Senators John McCain and Al Franken are right. North Korea murdered Otto Warmbier, the 22-year old University of Virginia student sentenced to 15 years of hard labor for allegedly stealing a propaganda poster from his hotel and shipped home last week with a fatal brain injury. It doesn’t matter whether or not the North Korean government killed Otto on purpose. Under American law, if you even accidentally kill someone during the commission of a serious crime, you will be charged with felony murder. If enslaving a tourist for a minor infraction he may not have even committed isn’t a felony, we might as well drop the word from our vocabulary and laws.
American officials met with a Chinese government delegation in Washington this week to discuss the burgeoning missile crisis on the Korean Peninsula with Warmbier’s grotesque treatment at the hands of North Korea’s Caligula added to the list of American grievances. We air those grievances to China because it’s the only country with any serious leverage over North Korea short of gunboat diplomacy.
China is North Korea’s largest trade partner—virtually its only trade partner. North Korea is so isolated from the rest of the world that China can exert a significant amount of economic pressure, but it can only work if it hurts “Supreme Leader” Kim Jong-Un and his inner circle. The regime has already proven itself staggeringly indifferent to widespread human suffering inside its borders. Hundreds of thousands of people starved to death in the 1990s, and hundreds of thousands more toil away in Stalinist-style slave labor camps where 25 percent of the population dies every year.
The Chinese tend to oppose crippling sanctions, however, not because they value their trade deals with Pyongyang –they don’t—but because they think the status quo is just peachy. They don’t want a nuclear war on the Korean Peninsula for obvious reasons (look at a map), but they want to maintain a strident and bellicose anti-American regime there as long as possible. If they could have their way, they’d freeze Korea’s politics in amber forever.
Sure, Pyongyang is a pain. Worse, though, from Beijing’s point of view, is Korea going the way of Germany after the fall of the Berlin Wall, with pro-Western unification following a collapse on the communist side. China is the natural hegemon in East Asia. Having a virulently anti-Western, anti-Japanese and anti-South Korean sore in the region keeps China’s competitors preoccupied and in check. Beijing has leverage over Pyongyang at the moment, but if the Kim dynasty falls, Pyongyang may not be the capital of anything any longer.

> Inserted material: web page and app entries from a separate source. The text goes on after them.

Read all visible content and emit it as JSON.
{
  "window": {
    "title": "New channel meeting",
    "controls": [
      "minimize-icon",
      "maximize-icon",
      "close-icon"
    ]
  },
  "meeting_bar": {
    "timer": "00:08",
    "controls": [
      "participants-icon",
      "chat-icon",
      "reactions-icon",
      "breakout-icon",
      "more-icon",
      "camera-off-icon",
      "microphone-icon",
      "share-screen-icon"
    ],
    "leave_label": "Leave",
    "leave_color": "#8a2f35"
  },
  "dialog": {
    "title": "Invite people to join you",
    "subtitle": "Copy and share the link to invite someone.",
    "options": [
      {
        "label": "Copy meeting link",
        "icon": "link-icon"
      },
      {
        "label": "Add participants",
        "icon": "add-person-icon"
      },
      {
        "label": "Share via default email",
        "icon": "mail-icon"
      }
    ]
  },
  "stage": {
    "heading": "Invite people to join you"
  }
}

The Chinese likewise don’t want a substantial portion of North Korea’s 25 million people surging over the border if the regime collapses and isn’t replaced at once by something stable. And let’s not kid ourselves. A post-communist North Korea would barely resemble post-communist East Germany. Compared to North Korea, East Germany circa 1989 was practically Switzerland. Even post-Saddam Iraq and post-Qaddafi Libya were more advanced than North Korea is now.
And the Chinese government doesn’t give a flying fork about human rights abuses there or anywhere else. Its own human rights record is plenty dismal enough. The only reason Otto Warmbier’s death even registers is because it’s prompting the United States to ratchet up pressure on China to ratchet up its own pressure on North Korea.
Last month, my colleague Gordon Chang showed that Beijing is still protecting its client from the United States and the rest of the world. In late May, Chinese fighter jets intercepted an American WC-135 plane in international airspace “sniffing” for radiation following a possible North Korean nuclear test. “The incident,” he wrote here at World Affairs, “is totally in keeping with China’s long history of insincerity characterized by empty, false, feigned, and betrayed promises to rein in the Kim regime.”
He also argues that the Chinese government’s deportation of asylum-seeking North Korean refugees as “economic migrants” violates the UN’s 1951 Refugee Convention which it has agreed to. These people aren’t economic migrants, nor would they put the least bit of strain on China’s economy. They want the Chinese to deport them—to South Korea rather than back to the North where they will be imprisoned or executed.
Why won’t Beijing ship them to Seoul? Simple. China’s rulers want North Korea’s would-be refugees to stay right where they are. A critical mass of them could pose an existential threat to their client. Both governments understand this perfectly well. After all, on the rare occasions when Beijing is sufficiently disgruntled with Pyongyang, it does allow refugees to pass through its territory to Seoul.
While China is potentially part of the solution, it’s still part of the problem. Short of extraordinary American pressure, that’s not going to change.
World Affairs Journal